Data entries
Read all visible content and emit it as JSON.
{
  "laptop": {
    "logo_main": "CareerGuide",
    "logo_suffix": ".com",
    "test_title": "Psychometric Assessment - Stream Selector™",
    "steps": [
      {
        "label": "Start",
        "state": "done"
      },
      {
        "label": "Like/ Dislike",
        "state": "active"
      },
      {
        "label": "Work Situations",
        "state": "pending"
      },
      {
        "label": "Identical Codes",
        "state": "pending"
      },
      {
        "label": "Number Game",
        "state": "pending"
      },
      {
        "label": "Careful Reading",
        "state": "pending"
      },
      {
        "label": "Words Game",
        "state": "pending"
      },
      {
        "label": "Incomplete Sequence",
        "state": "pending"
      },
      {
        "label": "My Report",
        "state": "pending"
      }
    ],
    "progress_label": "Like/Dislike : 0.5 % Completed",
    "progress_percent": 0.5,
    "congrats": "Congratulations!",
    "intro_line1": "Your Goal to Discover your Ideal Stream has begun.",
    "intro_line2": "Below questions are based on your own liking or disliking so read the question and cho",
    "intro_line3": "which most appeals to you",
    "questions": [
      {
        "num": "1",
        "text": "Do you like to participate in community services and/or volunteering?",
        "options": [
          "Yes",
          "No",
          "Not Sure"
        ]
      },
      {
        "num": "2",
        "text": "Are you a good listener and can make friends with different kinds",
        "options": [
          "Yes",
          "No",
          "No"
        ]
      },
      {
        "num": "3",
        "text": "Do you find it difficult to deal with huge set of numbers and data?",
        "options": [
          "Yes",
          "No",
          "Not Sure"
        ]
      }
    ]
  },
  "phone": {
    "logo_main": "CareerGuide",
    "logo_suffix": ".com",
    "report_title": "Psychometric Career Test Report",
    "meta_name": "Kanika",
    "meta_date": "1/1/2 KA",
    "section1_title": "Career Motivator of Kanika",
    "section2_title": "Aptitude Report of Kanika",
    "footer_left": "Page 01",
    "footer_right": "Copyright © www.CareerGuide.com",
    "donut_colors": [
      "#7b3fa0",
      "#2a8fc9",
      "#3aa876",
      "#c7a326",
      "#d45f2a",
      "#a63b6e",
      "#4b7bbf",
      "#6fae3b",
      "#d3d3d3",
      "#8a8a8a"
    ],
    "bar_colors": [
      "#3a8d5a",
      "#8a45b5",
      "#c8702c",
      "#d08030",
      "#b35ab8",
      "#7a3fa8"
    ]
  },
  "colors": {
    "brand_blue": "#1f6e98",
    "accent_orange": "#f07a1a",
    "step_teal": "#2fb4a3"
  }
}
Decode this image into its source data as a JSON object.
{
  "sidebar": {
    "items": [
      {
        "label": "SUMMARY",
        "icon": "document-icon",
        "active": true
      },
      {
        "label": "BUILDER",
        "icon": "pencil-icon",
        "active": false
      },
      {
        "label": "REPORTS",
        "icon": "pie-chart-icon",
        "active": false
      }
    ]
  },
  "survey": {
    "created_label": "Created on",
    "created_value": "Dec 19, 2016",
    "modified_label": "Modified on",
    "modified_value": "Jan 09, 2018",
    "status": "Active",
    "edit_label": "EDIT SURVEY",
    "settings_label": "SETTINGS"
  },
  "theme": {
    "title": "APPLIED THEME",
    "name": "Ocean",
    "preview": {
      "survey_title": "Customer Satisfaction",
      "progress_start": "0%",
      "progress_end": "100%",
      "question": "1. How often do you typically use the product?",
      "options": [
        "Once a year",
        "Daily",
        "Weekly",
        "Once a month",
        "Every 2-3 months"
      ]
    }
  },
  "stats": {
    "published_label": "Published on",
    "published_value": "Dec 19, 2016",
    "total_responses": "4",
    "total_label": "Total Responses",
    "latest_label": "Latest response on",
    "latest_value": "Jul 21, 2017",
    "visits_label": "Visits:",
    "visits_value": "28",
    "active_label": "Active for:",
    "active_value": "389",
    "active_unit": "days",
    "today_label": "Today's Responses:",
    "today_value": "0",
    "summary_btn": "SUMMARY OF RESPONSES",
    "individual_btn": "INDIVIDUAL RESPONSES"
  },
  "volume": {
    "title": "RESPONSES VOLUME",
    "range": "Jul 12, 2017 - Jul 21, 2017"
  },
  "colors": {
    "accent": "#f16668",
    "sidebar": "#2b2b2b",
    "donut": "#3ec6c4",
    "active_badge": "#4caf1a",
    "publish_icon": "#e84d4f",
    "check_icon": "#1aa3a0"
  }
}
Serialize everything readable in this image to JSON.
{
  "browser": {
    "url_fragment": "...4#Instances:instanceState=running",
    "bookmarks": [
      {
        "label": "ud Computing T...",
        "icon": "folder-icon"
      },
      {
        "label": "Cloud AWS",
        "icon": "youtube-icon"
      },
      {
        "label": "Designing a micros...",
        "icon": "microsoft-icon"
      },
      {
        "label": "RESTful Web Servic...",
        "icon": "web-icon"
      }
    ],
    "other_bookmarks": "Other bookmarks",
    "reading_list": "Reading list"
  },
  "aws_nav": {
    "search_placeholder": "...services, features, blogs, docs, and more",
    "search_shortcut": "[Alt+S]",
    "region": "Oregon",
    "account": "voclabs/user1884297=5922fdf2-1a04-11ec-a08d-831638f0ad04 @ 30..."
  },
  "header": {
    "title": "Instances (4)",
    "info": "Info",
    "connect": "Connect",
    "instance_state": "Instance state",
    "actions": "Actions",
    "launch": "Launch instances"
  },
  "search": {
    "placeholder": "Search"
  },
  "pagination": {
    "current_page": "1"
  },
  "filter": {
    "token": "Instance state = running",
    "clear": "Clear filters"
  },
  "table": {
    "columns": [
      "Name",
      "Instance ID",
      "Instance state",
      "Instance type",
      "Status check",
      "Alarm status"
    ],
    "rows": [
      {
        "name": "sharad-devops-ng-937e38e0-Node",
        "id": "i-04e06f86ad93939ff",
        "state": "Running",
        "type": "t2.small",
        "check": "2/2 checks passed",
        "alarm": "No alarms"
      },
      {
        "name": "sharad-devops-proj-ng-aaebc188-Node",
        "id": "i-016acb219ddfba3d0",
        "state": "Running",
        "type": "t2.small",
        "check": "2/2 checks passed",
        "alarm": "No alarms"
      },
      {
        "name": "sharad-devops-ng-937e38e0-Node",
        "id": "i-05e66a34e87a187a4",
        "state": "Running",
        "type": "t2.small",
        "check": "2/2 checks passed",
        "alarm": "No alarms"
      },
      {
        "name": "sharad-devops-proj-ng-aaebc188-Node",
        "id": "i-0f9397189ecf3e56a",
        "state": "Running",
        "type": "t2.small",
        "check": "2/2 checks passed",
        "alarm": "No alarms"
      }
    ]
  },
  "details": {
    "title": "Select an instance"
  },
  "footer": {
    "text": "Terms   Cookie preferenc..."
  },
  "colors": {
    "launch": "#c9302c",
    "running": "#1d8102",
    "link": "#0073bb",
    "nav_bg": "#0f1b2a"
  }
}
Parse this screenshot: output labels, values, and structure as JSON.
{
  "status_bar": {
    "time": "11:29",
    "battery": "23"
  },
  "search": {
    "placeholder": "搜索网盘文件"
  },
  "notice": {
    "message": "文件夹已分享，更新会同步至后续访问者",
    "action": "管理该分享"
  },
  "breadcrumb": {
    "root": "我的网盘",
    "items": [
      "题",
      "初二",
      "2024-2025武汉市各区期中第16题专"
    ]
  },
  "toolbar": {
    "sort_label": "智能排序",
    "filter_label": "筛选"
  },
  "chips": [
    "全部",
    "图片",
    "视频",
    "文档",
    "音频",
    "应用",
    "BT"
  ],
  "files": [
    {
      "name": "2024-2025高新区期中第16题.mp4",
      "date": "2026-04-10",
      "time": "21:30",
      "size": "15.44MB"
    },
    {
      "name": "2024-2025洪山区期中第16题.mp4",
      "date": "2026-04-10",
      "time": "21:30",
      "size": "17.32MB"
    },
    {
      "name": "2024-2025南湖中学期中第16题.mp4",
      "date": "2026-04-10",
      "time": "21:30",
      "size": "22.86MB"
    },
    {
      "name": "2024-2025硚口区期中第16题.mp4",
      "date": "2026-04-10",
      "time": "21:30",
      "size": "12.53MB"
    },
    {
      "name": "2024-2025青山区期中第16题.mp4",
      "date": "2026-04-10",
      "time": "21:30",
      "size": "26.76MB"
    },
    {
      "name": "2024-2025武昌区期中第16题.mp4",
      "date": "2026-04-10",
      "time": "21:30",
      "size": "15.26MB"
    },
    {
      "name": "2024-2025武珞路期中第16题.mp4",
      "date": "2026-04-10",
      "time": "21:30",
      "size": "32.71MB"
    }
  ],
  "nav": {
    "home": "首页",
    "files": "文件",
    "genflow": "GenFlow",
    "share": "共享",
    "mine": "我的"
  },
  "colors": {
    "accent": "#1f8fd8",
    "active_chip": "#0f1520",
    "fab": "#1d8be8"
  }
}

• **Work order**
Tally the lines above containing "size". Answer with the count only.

• **Answer**
7